President Donald took his case for border security in front of the American people Tuesday night, saying in a nationally televised address that American lives are at stake.
"All Americans are hurt by uncontrolled, illegal migration," Trump said from behind the Resolute Desk in the Oval Office.
"Thousands of more lives will be lost if we don't act right now."
Trump said his administration has put together a comprehensive border security package that includes a steel barrier, rather than a concrete wall he has touted since 2015.
"At the request of Democrats, it will be a steel barrier, rather than a concrete wall," he said.
The cost of that barrier, Trump noted, will be indirectly borne by Mexico via the United States-Mexico-Canada Agreement, the updated version of the NAFTA trade deal between the three North American countries.

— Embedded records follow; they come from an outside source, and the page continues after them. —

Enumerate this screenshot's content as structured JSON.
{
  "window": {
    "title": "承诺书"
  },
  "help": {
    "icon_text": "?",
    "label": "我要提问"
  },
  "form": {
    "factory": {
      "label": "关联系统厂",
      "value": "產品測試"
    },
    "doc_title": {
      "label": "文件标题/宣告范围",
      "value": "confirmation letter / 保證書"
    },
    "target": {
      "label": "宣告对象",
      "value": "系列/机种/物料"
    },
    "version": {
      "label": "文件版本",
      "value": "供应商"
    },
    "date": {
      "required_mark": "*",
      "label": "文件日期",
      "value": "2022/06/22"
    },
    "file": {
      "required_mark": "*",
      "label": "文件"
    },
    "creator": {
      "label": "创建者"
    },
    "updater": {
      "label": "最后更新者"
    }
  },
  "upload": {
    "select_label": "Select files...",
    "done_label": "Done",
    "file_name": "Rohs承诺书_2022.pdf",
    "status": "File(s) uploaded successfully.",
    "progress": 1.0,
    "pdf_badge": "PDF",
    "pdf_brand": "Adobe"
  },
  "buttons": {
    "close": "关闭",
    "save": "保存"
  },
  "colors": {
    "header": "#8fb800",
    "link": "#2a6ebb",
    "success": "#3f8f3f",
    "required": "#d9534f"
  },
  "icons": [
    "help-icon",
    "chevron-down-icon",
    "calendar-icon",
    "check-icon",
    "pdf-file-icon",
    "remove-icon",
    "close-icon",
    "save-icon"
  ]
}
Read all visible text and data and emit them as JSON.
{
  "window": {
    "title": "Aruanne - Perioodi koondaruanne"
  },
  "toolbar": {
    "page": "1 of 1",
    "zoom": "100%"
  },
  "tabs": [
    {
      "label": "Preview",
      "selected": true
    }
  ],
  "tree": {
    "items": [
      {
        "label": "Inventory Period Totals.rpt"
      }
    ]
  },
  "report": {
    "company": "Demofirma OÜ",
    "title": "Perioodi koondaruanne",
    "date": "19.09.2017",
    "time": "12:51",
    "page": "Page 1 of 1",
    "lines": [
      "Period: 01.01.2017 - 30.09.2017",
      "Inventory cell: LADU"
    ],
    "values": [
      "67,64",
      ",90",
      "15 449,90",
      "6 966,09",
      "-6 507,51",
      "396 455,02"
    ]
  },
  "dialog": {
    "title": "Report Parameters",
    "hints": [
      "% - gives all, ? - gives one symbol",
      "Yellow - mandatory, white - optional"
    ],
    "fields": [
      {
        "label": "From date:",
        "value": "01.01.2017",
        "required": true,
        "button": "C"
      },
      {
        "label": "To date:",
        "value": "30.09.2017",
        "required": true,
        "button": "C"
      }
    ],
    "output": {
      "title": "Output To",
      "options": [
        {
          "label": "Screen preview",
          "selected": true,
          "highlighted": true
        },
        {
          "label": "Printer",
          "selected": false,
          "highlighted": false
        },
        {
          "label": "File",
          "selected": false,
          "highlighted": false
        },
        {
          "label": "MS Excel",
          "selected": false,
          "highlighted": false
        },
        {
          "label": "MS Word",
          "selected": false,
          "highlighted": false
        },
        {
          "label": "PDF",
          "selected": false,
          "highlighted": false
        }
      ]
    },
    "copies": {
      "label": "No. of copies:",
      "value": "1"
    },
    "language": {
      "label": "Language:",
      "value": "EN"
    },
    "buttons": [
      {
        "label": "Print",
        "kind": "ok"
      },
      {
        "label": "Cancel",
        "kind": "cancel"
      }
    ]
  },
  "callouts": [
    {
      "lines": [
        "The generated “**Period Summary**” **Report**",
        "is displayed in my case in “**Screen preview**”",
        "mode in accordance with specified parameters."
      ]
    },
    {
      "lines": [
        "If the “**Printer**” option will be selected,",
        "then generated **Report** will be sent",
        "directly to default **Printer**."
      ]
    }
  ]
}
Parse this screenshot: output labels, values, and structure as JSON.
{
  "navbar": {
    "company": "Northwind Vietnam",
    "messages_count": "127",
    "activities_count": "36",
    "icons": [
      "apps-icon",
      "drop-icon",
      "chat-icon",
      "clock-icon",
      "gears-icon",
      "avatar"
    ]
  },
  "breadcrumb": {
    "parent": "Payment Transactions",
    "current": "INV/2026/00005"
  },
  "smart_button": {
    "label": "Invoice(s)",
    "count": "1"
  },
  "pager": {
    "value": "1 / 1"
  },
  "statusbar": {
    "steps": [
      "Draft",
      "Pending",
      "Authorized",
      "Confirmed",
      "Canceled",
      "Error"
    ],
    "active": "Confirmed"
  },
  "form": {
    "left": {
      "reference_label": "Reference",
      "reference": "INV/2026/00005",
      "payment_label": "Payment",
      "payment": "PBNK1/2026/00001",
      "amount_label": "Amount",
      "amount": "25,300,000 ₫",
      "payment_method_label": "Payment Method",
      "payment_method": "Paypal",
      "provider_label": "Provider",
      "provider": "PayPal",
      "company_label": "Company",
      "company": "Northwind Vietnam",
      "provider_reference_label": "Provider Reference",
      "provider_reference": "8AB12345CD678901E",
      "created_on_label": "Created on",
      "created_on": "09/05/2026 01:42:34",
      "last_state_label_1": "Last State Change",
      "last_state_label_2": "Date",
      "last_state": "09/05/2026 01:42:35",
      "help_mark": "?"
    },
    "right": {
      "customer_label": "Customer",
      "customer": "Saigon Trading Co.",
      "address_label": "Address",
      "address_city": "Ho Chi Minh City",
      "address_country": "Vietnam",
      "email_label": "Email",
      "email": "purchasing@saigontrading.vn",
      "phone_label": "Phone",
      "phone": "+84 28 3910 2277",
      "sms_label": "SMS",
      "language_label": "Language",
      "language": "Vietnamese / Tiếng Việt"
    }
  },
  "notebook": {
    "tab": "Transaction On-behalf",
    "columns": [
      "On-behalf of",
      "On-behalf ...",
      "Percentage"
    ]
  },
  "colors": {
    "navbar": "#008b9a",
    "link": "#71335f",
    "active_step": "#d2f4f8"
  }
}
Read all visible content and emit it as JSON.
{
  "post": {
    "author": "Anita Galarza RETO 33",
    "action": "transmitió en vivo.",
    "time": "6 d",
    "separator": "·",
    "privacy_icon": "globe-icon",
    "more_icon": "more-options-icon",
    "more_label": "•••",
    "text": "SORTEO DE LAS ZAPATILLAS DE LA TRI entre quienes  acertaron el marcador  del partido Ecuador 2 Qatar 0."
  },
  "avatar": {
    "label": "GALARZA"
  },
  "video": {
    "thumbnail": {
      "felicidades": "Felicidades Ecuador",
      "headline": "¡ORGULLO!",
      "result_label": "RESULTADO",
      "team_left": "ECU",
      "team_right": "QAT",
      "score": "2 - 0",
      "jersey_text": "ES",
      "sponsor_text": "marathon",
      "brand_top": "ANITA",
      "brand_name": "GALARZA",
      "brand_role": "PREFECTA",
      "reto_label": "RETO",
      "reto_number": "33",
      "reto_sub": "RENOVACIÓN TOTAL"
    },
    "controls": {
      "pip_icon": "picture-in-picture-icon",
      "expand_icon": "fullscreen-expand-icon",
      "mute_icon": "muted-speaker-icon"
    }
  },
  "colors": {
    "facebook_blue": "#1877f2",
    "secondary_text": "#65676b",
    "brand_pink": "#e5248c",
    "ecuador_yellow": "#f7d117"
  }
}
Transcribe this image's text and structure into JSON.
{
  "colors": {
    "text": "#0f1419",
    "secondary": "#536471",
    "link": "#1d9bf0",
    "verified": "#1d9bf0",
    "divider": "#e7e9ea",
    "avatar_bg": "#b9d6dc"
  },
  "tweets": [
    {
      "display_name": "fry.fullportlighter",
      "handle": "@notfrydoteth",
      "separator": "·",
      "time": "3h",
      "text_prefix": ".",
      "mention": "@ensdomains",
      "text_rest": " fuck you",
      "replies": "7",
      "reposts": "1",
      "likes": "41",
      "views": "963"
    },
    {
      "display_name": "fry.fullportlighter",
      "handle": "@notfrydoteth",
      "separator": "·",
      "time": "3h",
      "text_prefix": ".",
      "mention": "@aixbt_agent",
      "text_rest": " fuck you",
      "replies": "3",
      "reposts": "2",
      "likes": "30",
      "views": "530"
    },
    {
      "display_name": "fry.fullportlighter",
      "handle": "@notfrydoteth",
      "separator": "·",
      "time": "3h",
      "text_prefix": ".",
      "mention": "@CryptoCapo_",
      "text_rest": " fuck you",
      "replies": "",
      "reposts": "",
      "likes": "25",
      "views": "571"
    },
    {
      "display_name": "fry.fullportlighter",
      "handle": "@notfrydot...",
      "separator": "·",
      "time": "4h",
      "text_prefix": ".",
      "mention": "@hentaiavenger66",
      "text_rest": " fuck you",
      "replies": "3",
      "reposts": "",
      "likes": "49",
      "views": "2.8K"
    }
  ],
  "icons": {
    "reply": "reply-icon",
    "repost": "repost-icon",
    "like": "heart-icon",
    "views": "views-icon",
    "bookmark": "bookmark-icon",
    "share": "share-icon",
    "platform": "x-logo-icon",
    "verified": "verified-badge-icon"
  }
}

The government has been partially shut down since Dec. 22 after lawmakers could not agree on funding for a border wall. With Democrats now in control of the House, the likelihood of having a border barrier constructed has decreased.
Trump cited statistics and examples of violence against American citizens at the hands of illegal aliens, along with the illegal drugs that are brought across the border, to make his case.
Trump said he is "determined to end" human suffering.
Addressing the nation from the Oval Office for the first time, Trump argued for funding on security and humanitarian grounds as he sought to put pressure on newly empowered Democrats amid an extended partial government shutdown.
Trump called on Democrats to return to the White House to meet with him, saying it was "immoral" for "politicians to do nothing."
Trump, who has long railed against illegal immigration at the border, has recently seized on humanitarian concerns to argue there is a broader crisis that can only be solved with a wall along the U.S.-Mexico border. But critics say the security risks are overblown and his administration is at least partly to blame for the humanitarian situation.
Trump has been discussing the idea of declaring a national emergency to allow him to circumvent Congress and move forward with the wall. But he made no mention of such a declaration Tuesday night.
Democrats have vowed to block funding for a wall, which they say would be immoral and ineffective, and have called on Trump to reopen shuttered portions of the government while border negotiations continue.
The Associated Press contributed to this report.